>>>
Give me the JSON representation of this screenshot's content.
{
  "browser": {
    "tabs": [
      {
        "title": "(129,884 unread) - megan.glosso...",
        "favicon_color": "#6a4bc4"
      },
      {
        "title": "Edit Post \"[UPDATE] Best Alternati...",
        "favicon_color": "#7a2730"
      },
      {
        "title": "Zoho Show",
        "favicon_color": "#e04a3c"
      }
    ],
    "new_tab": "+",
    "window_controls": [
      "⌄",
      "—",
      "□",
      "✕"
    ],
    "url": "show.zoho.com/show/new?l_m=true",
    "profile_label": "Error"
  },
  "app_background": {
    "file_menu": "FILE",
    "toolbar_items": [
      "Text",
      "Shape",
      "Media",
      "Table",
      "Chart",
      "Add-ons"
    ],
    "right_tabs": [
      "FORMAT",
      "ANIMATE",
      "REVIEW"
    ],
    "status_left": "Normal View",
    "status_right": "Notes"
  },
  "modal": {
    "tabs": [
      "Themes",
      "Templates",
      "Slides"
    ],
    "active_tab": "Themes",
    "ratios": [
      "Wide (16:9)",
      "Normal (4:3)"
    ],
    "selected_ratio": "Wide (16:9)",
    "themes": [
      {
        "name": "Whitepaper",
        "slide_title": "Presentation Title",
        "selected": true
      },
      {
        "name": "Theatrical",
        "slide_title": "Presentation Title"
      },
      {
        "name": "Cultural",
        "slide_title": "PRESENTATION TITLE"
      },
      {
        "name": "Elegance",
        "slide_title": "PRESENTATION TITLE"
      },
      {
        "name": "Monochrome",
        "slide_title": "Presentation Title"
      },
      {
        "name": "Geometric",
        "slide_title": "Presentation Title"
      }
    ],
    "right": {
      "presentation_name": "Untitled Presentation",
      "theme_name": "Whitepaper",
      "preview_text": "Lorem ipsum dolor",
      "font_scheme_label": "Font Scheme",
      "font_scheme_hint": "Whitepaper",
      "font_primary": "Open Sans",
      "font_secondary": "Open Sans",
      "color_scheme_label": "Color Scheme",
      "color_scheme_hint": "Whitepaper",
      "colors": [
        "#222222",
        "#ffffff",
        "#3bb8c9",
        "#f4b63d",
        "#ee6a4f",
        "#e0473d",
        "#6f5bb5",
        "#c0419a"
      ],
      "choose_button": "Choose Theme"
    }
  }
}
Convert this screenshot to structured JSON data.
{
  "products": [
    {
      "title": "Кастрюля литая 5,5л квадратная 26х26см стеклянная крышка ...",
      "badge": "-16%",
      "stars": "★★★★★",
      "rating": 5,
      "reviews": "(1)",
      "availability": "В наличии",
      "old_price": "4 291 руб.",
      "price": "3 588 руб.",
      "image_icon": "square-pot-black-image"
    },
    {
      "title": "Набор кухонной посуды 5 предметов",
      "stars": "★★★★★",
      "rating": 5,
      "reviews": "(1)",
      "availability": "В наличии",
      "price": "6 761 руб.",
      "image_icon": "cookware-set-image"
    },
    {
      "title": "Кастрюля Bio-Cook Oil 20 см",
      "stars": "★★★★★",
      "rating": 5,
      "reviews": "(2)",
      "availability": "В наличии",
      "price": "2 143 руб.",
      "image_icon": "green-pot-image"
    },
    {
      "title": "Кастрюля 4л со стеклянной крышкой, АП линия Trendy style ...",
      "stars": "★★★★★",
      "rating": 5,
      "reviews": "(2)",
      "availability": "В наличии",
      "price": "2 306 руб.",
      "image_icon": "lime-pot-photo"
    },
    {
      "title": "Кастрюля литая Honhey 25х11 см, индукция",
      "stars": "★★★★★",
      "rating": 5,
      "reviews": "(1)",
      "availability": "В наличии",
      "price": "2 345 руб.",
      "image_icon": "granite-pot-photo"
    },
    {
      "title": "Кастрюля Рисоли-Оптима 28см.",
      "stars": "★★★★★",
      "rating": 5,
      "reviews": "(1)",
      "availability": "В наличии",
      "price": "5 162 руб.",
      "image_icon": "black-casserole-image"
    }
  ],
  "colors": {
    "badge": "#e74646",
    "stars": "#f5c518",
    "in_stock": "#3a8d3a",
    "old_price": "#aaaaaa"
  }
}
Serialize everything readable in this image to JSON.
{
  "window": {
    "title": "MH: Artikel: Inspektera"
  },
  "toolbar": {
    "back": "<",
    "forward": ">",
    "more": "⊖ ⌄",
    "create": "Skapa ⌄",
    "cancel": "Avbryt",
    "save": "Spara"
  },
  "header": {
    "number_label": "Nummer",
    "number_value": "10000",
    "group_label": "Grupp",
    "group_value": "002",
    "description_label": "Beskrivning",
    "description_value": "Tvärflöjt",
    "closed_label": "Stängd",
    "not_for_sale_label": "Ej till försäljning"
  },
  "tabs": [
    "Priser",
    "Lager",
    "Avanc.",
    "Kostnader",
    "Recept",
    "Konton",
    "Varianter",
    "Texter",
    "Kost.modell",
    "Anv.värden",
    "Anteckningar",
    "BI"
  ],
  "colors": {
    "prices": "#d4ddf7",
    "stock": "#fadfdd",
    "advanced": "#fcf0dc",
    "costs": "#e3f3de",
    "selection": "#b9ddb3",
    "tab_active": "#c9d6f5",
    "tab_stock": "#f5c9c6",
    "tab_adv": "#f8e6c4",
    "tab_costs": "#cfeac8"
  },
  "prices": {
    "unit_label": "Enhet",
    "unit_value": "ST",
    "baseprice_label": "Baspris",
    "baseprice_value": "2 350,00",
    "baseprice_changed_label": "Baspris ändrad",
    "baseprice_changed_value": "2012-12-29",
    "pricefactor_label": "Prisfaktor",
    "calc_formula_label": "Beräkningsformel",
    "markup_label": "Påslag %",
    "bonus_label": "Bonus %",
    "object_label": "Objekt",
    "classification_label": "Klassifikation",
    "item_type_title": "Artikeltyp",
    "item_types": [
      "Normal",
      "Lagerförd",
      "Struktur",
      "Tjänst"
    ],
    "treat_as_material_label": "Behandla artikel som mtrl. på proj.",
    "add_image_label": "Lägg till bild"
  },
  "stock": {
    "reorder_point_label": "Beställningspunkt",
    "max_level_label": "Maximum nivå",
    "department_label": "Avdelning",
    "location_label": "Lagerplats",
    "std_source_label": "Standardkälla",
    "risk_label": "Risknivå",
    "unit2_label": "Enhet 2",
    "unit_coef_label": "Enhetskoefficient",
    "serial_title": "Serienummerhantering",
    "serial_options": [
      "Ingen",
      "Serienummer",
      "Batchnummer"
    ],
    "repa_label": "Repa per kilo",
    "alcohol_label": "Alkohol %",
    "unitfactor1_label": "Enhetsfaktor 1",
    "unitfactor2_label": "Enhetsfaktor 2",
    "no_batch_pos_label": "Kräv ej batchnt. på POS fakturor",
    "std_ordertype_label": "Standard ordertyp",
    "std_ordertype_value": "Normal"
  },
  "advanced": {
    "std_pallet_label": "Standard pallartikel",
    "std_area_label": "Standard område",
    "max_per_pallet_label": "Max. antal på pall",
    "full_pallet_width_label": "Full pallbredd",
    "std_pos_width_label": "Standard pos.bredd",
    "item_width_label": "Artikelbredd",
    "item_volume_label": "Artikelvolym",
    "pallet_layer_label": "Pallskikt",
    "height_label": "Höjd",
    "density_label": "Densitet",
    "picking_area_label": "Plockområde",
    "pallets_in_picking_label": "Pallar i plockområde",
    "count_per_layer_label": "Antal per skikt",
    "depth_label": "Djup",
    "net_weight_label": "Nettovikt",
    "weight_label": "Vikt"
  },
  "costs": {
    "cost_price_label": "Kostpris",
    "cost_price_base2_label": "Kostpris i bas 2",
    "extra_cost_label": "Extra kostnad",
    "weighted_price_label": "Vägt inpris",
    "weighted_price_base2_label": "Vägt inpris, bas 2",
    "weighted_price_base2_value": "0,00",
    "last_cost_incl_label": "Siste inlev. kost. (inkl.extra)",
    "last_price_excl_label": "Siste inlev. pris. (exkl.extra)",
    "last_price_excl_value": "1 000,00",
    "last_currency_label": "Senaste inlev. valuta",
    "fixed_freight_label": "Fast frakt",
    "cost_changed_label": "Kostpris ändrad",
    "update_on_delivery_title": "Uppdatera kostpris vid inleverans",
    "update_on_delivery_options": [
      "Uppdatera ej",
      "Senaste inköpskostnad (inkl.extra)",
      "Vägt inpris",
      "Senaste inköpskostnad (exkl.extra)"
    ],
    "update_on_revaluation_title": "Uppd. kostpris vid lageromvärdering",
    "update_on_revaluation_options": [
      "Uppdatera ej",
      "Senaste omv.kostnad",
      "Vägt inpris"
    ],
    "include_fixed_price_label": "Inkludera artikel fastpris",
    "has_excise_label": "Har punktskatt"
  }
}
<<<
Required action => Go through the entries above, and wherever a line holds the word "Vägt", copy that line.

Result =>
    "weighted_price_label": "Vägt inpris",
    "weighted_price_base2_label": "Vägt inpris, bas 2",
      "Vägt inpris",
      "Vägt inpris"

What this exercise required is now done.